Source records:
>>>
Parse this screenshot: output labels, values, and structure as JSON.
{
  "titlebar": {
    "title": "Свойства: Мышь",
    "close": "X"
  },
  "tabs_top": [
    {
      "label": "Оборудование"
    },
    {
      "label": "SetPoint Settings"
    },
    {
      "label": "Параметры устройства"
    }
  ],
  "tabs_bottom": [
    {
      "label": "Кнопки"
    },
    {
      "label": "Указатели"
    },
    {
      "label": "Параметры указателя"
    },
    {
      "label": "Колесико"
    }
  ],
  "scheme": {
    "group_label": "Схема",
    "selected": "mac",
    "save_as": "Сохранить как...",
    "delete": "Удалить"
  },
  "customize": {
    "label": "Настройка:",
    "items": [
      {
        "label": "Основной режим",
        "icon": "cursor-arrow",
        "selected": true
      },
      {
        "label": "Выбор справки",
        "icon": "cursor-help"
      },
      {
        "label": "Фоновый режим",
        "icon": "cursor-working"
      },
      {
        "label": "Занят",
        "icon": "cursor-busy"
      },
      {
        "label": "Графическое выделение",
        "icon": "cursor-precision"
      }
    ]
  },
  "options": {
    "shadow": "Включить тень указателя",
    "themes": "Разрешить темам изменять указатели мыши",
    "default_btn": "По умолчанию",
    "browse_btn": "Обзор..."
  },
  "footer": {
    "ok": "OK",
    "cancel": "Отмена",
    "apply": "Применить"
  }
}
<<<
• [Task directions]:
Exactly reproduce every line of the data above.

• [Output]:
Parse this screenshot: output labels, values, and structure as JSON.
{
  "titlebar": {
    "title": "Свойства: Мышь",
    "close": "X"
  },
  "tabs_top": [
    {
      "label": "Оборудование"
    },
    {
      "label": "SetPoint Settings"
    },
    {
      "label": "Параметры устройства"
    }
  ],
  "tabs_bottom": [
    {
      "label": "Кнопки"
    },
    {
      "label": "Указатели"
    },
    {
      "label": "Параметры указателя"
    },
    {
      "label": "Колесико"
    }
  ],
  "scheme": {
    "group_label": "Схема",
    "selected": "mac",
    "save_as": "Сохранить как...",
    "delete": "Удалить"
  },
  "customize": {
    "label": "Настройка:",
    "items": [
      {
        "label": "Основной режим",
        "icon": "cursor-arrow",
        "selected": true
      },
      {
        "label": "Выбор справки",
        "icon": "cursor-help"
      },
      {
        "label": "Фоновый режим",
        "icon": "cursor-working"
      },
      {
        "label": "Занят",
        "icon": "cursor-busy"
      },
      {
        "label": "Графическое выделение",
        "icon": "cursor-precision"
      }
    ]
  },
  "options": {
    "shadow": "Включить тень указателя",
    "themes": "Разрешить темам изменять указатели мыши",
    "default_btn": "По умолчанию",
    "browse_btn": "Обзор..."
  },
  "footer": {
    "ok": "OK",
    "cancel": "Отмена",
    "apply": "Применить"
  }
}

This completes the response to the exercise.